Full Sail Brewing Company, an Oregon-based craft brewery, produces three core varieties of beer, along with a number of seasonal and specialty brews. Taking malt, hops and yeast from surrounding local sources in Oregon, Washington and Idaho, Full Sail brews the ingredients with water that originates from a deep, granite well on Mount Hood. The results are beers with a signature taste—and small environmental footprint.
field reports
Full Sail’s new mash filtration system uses Rockwell Automation’s FactoryTalk software suite and dashboards (upper left inset) to provide real-time information on the brewing process, and makes Executive Brewmaster James Emmerson (upper right inset) happy with the results. Source: Full Sail Brewing.

The company’s efficiency and potential profitability were being hampered by its traditional brewing process. Like nearly all craft brewers, Full Sail used a manual brewing vessel, a lauter tun, to filter the slushy mash of water and crushed grain that forms the foundation of beer.

From 2005 to 2010, Full Sail increased production by more than 15 percent annually. However, the brewer realized that not only would future production demands strain its manual mash filtration system, efforts to increase efficiency, cut costs and further improve quality were limited by the existing system.

The old mash filtration system required continuous, manual data testing and reporting. In addition, the lauter tun’s spent grain, a byproduct the company sold as livestock feed, contained 82 percent moisture content. That meant valuable liquid was going out the door with the byproduct. At the same time, transporting the heavy waste was expensive. The company essentially paid farmers to take the spent grain off its hands.

Full Sail decided to upgrade its manual lauter tun to a fully automated, networked mash filtration system. The brewer brought in Aurora Industrial Automation (Portland, OR) to design and implement the new system. Aurora implemented a Rockwell Automation-based control and information solution that enables the brewer to apply a manufacturing intelligence strategy across its operations.

The new mash filtration system leverages Rockwell Automation’s PlantPAx process automation system and PlantPAx Logix Batch and Sequence Manager. The system allows Full Sail to configure sequences directly into an Allen-Bradley ControlLogix controller through FactoryTalk View HMI software.

To gain insight into the new system, Aurora implemented a manufacturing intelligence strategy based on FactoryTalk. Through an EtherNet/IP network, FactoryTalk Historian software identifies and gathers data tags directly from the control system for real-time, granular production data. With more than 60 steps in the filtration process, the mash filter produces copious amounts of data. The mash filter and software can pull up to 250 data tags. Full Sail uses FactoryTalk VantagePoint software to aggregate this data into pre-determined dashboards. The dashboards provide role-appropriate, real-time key performance indicators to improve operations.

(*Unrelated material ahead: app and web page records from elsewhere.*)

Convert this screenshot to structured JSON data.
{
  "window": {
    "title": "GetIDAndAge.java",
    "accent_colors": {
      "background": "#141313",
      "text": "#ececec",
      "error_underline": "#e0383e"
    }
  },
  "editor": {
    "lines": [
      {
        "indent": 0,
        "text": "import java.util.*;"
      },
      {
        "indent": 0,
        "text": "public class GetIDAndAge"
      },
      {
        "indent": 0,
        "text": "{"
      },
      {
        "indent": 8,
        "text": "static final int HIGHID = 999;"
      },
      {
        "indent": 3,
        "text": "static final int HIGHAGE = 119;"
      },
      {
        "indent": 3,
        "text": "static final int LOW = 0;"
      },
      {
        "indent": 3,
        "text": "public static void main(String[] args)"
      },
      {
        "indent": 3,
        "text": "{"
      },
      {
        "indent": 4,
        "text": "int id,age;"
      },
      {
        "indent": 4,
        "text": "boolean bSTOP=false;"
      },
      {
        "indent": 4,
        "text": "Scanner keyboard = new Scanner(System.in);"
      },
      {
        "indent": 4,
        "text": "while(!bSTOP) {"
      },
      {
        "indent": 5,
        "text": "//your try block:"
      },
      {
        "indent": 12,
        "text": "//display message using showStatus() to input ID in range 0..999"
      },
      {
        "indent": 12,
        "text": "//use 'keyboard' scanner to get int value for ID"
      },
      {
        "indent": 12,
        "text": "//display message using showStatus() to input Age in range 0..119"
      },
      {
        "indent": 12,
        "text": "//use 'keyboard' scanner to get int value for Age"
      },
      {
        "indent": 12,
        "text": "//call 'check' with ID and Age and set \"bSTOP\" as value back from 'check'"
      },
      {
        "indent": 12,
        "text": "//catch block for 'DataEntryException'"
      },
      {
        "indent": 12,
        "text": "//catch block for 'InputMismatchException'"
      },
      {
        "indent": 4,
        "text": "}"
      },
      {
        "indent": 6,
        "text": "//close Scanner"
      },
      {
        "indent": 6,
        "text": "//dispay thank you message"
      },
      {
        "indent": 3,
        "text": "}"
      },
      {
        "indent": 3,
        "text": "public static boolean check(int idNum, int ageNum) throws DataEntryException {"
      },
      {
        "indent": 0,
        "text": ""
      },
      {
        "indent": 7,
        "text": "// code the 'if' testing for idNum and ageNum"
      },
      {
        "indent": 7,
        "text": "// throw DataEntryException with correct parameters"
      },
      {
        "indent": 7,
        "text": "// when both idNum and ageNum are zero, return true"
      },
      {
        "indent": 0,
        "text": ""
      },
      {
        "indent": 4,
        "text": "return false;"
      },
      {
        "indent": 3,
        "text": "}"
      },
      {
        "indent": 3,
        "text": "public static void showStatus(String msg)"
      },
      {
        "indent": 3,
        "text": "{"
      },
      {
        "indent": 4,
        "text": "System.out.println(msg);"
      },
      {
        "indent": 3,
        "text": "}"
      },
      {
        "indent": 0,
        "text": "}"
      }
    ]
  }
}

“We make about 20 varieties of beer,” says James Emmerson, Full Sail executive brewmaster. “Now brewers of each batch benefit from the information available from the previous brew, whether a variety was brewed yesterday or last year. The brewers can now go back and see the exact metrics that produced a successful batch and optimize the new brew based on that information.”

With the new control system, brewing capacity has increased by 25 percent, plus the time of each brew cycle has been cut by almost half, now that operators can optimize their brew process of ongoing brews in real time. Full Sail has also been able to cut raw material costs by 5 percent annually. In addition, the brewer has been able to remove much more moisture from the spent barley grain, and the byproduct is now sold at a profit. Full Sail expects to decrease water use by one million gallons annually, helping to augment its sustainability goals.

After investing $1 million in the new system, Full Sail expects a full ROI in three years. And that’s on savings from raw materials and spent grain hauling costs alone.

“Our brewers no longer have to spend their time manually testing, tracking and re-entering data,” says Emmerson. “Now that the system tracks and records metrics, brewers are able to spend more time focused on how to improve and optimize each brew. But even more importantly, we have manufacturing intelligence—giving us actionable data and reporting resources, literally at our fingertips at all times.” 

For more information:
 Fred Bossard, Aurora Industrial Automation, 503-206-5150, freddyb@aurora-ia.com